I'm not sure what influenced me during the writing but I was thinking a lot about what would or could happen to our society in, let's say, fifty years, if we don't interfere. Will we all be owned by corporations? Will the school system be based on corporate needs? Will most of us be modern slaves? So, that influenced me a bit. But also, the question of what happens when your destiny is revealed to you all of a sudden. You're just doing your thing and suddenly something happens that pushes you into the spotlight where you have to become more than what and who you are? What would you do? Would you grab it or would you shrink from it. I know I would probably be terrified. The thought of selling 1,000,000 books sends cold shivers down my spine. Someone once said that we're not afraid of failure but of success, not afraid of hatred but of love. Those kind of questions influenced me during the writing, I think.

Thomas: If you are like me, you have trouble classifying your books, readers of what genres do you think The Fourth Sage will appeal to?

Stefan: I'd say there's some Young Adult in there due to the heroine being fifteen years old.
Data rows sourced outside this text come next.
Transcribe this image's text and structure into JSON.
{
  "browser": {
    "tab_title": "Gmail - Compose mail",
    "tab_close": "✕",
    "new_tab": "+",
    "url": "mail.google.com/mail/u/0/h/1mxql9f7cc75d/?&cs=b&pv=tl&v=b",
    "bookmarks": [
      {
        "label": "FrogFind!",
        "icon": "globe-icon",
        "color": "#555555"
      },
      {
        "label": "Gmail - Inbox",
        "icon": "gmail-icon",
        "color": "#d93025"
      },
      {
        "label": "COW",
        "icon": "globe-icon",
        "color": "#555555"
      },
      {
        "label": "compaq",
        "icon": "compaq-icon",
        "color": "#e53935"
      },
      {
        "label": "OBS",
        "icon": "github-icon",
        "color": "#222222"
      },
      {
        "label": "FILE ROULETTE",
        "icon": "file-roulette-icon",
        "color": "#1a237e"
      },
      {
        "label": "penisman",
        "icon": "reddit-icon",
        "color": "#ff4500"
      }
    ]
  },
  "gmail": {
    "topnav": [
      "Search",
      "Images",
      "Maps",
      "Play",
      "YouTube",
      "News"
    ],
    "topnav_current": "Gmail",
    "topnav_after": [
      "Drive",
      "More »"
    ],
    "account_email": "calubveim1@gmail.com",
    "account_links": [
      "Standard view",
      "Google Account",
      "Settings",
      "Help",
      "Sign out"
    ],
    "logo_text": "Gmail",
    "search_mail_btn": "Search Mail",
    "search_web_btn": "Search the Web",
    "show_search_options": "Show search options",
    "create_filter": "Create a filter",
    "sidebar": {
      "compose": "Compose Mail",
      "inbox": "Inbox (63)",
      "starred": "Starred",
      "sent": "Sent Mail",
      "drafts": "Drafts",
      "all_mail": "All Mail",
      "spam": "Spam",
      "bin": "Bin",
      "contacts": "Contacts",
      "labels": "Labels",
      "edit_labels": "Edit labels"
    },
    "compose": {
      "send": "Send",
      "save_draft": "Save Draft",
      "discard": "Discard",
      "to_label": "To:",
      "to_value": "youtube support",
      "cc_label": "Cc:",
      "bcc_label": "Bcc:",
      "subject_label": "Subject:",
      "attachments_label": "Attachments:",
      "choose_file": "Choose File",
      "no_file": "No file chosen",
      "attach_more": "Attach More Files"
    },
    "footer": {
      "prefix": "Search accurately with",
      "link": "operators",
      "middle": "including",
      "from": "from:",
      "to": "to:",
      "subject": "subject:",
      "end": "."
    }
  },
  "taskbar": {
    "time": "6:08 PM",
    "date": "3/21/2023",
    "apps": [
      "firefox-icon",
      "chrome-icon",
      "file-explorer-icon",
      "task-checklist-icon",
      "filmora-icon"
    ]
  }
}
But it's not a Young Adult book per se as the main focus is not on a romantic love story. There is one but that's not the focus. There is a returning question that, like a thread, weaves through the story. Someone tells Aries relatively early on that she is the pebble that will start the landslide. And throughout the story, there is this question in her mind: what happens to the pebble when the landslide starts? It doesn't look good for the pebble, does it? So, there is a slightly spiritual theme in the book, besides the action, as it touches on things like how far someone is willing to go in order to make the necessary change happen. Would you die for your cause? Would you give up your life so that others can live in freedom once more? I think the book will appeal to a relatively broad audience (of course that's every author's wish, haha).
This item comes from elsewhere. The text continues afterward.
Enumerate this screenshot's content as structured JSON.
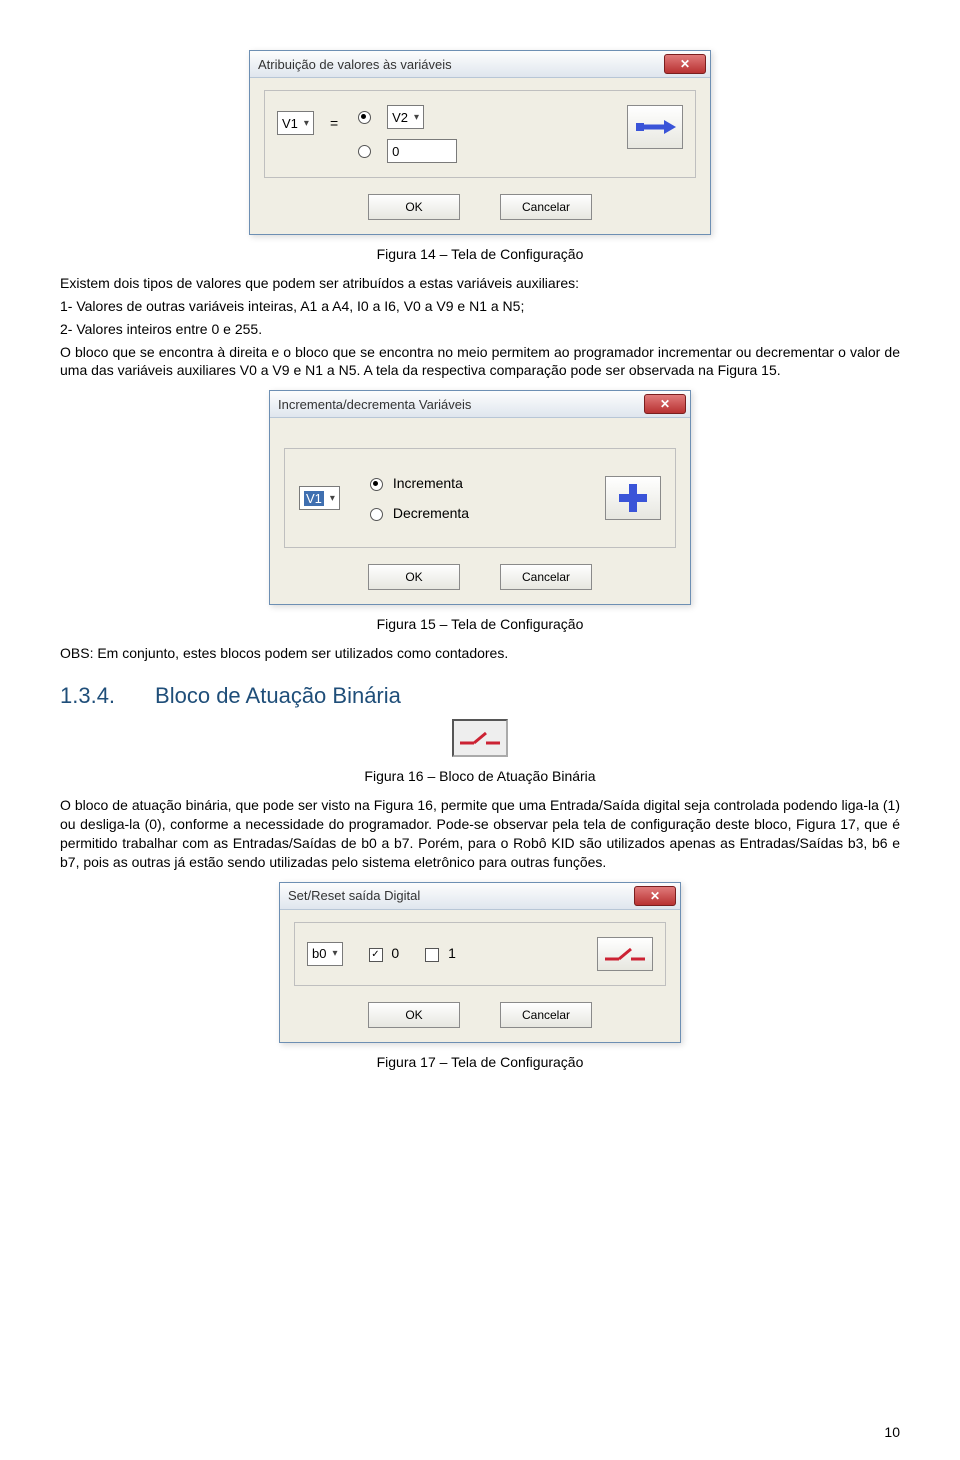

Thomas: What do you want readers to remember most about The Fourth Sage after they have read it?

Stefan: You know, when I wrote The Fourth Sage, I had no clue how it would end. I was, in fact, riddled with doubt throughout the writing of it. There was not one single day during which I didn't want to stop writing. Thank God for lap tops because if I would have had a manuscript written on a typewriter, the book would not have been done. BUT when I came toward the end, it was almost as if a curtain opened and I looked into a vast, beautiful landscape. It was completely unexpected. It brought all the threads together and it went beyond any ending I could have possibly imagined. It was astounding. I cried for a few hours after I had completed it. It also opened the doors to more material - two sequels at least. I think the ending is what readers will (hopefully) remember the most.

Thomas: Quick, name three classic books and three contemporary books you think everyone should read (excluding your own, of course).

Stefan: I grew up with Grimm's fairy tales and I'd recommend reading them - just to get the juices flowing - and to find out why Disney is just WRONG :-). Is Ender's Game a classic? If not, I'm sure it will be. I'd recommend it for sure. I've read Tom Saywer and Huckleberry Finn and loved it. Jonathan Livingston Seagull by Richard Bach is one of my favorites. A tiny book with a big impact, at least on me. Then there are my favorite books of all time: The Farseer Trilogy by Robin Hobb: Assassin's Apprentice, Royal Assassin and Assassin's Quest. I'm reading them every few years. Those are an absolute treasure for high fantasy lovers, I think.

Thomas: Stefan, thank you so much for taking the time to answer a few questions for
the blog.

Stefan: Hey Thomas, thanks very much for having me. I hope the answers weren't too long. It was a pleasure chatting with you. Much luck with all your books as well. 

Readers, check out Stefan Bolz' Goodreads page for more information about The Fourth Sage and his other publications.